The answer you're not hoping to hear probably is: for any ring with 1, the (right) simple modules are characterized as quotients R/M where M is a maximal right ideal. So, if you can determine all the maximal right ideals, you have all the simple right modules, and similarly for the left side. I'm sure you can immediately find several, but I'll have to apologize I can't remember if there's a slick way to point out all the simple modules at once.
It may also be helpful to know that the radical is the set of all strictly upper triangular matrices (since all the maximal left/right ideals will have to contain these). I think selecting any diagonal entry and looking at the subset of matrices zero on that diagonal entry is a maximal ideal. I thought this might be a complete set, but then I read that not all simple modules embed into an upper triangular matrix ring, so there must be a few more hiding in there.
I know that's pretty lackluster, so I'll tell you everything else I know about this ring. It's an Artinian serial ring (this means it's a direct sum of right ideals, each of whom has a finite linearly ordered set of submodules). It's also hereditary, and is a ring of finite representation type.

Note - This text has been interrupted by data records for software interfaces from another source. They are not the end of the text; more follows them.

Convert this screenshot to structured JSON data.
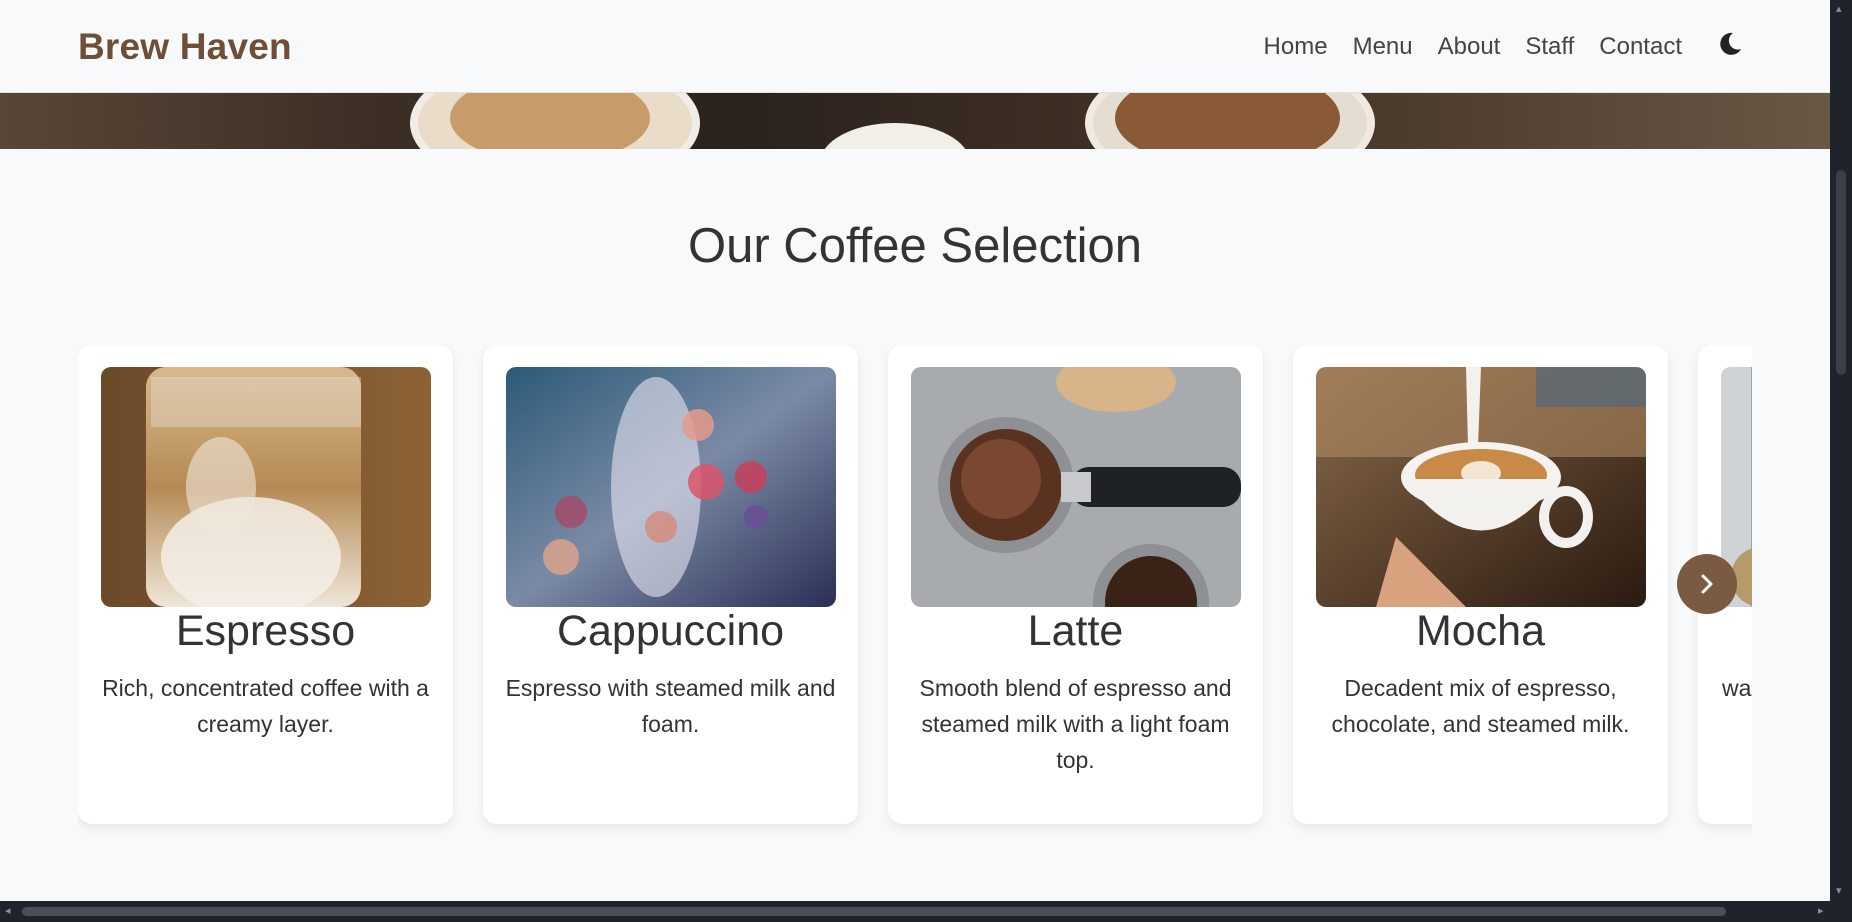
{
  "header": {
    "brand": "Brew Haven",
    "nav": [
      "Home",
      "Menu",
      "About",
      "Staff",
      "Contact"
    ],
    "theme_toggle_icon": "moon-icon"
  },
  "section": {
    "title": "Our Coffee Selection"
  },
  "cards": [
    {
      "title": "Espresso",
      "description": "Rich, concentrated coffee with a creamy layer."
    },
    {
      "title": "Cappuccino",
      "description": "Espresso with steamed milk and foam."
    },
    {
      "title": "Latte",
      "description": "Smooth blend of espresso and steamed milk with a light foam top."
    },
    {
      "title": "Mocha",
      "description": "Decadent mix of espresso, chocolate, and steamed milk."
    },
    {
      "title": "",
      "description": "wa"
    }
  ],
  "carousel": {
    "next_icon": "chevron-right-icon"
  },
  "colors": {
    "brand": "#6f4e37",
    "button": "#7b5a44",
    "background": "#f8f9fb"
  }
}
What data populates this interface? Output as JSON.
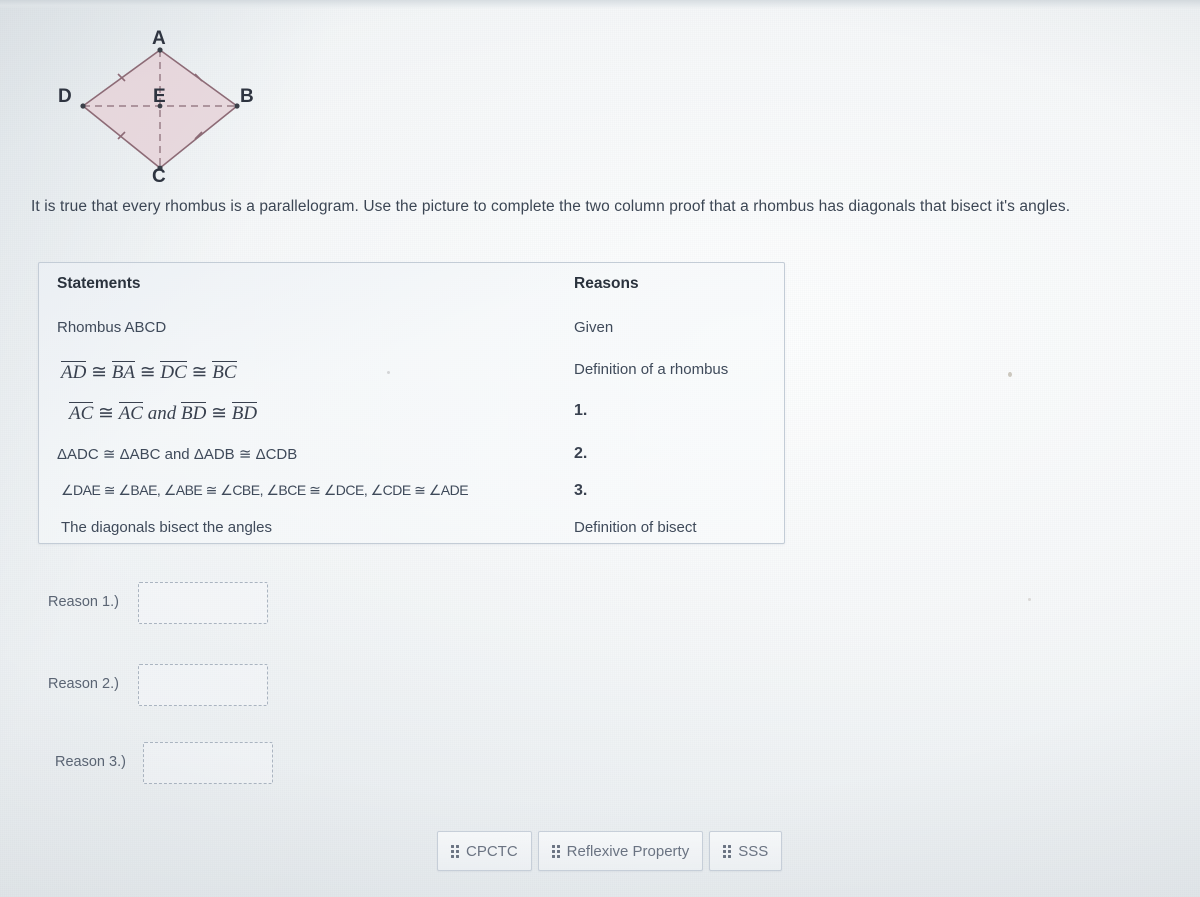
{
  "figure": {
    "name": "rhombus-abcd-diagram",
    "vertices": [
      {
        "label": "A",
        "role": "top-vertex"
      },
      {
        "label": "B",
        "role": "right-vertex"
      },
      {
        "label": "C",
        "role": "bottom-vertex"
      },
      {
        "label": "D",
        "role": "left-vertex"
      },
      {
        "label": "E",
        "role": "diagonal-intersection"
      }
    ],
    "fill_color": "#e7d6da",
    "edge_color": "#8d6b76",
    "diagonal_color": "#9a7f88",
    "diagonals_style": "dashed",
    "tick_marks": "single tick on each of the four sides"
  },
  "prompt": {
    "text": "It is true that every rhombus is a parallelogram. Use the picture to complete the two column proof that a rhombus has diagonals that bisect it's angles."
  },
  "proof_table": {
    "headers": {
      "statements": "Statements",
      "reasons": "Reasons"
    },
    "rows": [
      {
        "statement": "Rhombus ABCD",
        "statement_style": "plain",
        "reason": "Given",
        "reason_style": "plain"
      },
      {
        "statement": "AD ≅ BA ≅ DC ≅ BC",
        "statement_style": "math",
        "statement_parts": [
          {
            "overline": "AD"
          },
          {
            "sym": "≅"
          },
          {
            "overline": "BA"
          },
          {
            "sym": "≅"
          },
          {
            "overline": "DC"
          },
          {
            "sym": "≅"
          },
          {
            "overline": "BC"
          }
        ],
        "reason": "Definition of a rhombus",
        "reason_style": "plain"
      },
      {
        "statement": "AC ≅ AC and BD ≅ BD",
        "statement_style": "math",
        "statement_parts": [
          {
            "overline": "AC"
          },
          {
            "sym": "≅"
          },
          {
            "overline": "AC"
          },
          {
            "word": "and"
          },
          {
            "overline": "BD"
          },
          {
            "sym": "≅"
          },
          {
            "overline": "BD"
          }
        ],
        "reason": "1.",
        "reason_style": "number"
      },
      {
        "statement": "ΔADC ≅ ΔABC and ΔADB ≅ ΔCDB",
        "statement_style": "plain",
        "reason": "2.",
        "reason_style": "number"
      },
      {
        "statement": "∠DAE ≅ ∠BAE, ∠ABE ≅ ∠CBE, ∠BCE ≅ ∠DCE, ∠CDE ≅ ∠ADE",
        "statement_style": "plain",
        "reason": "3.",
        "reason_style": "number"
      },
      {
        "statement": "The diagonals bisect the angles",
        "statement_style": "plain",
        "reason": "Definition of bisect",
        "reason_style": "plain"
      }
    ]
  },
  "drop_zones": [
    {
      "label": "Reason 1.)",
      "value": "",
      "placeholder": ""
    },
    {
      "label": "Reason 2.)",
      "value": "",
      "placeholder": ""
    },
    {
      "label": "Reason 3.)",
      "value": "",
      "placeholder": ""
    }
  ],
  "answer_tray": {
    "chips": [
      {
        "label": "CPCTC",
        "handle_icon": "drag-handle-icon"
      },
      {
        "label": "Reflexive Property",
        "handle_icon": "drag-handle-icon"
      },
      {
        "label": "SSS",
        "handle_icon": "drag-handle-icon"
      }
    ]
  },
  "colors": {
    "page_background": "#f2f5f7",
    "table_border": "#c3ccd6",
    "text_primary": "#3f4a5a",
    "text_muted": "#6a7382",
    "dashed_border": "#aab4c0"
  }
}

I look forward to seeing a more confident and complete solution for this problem :)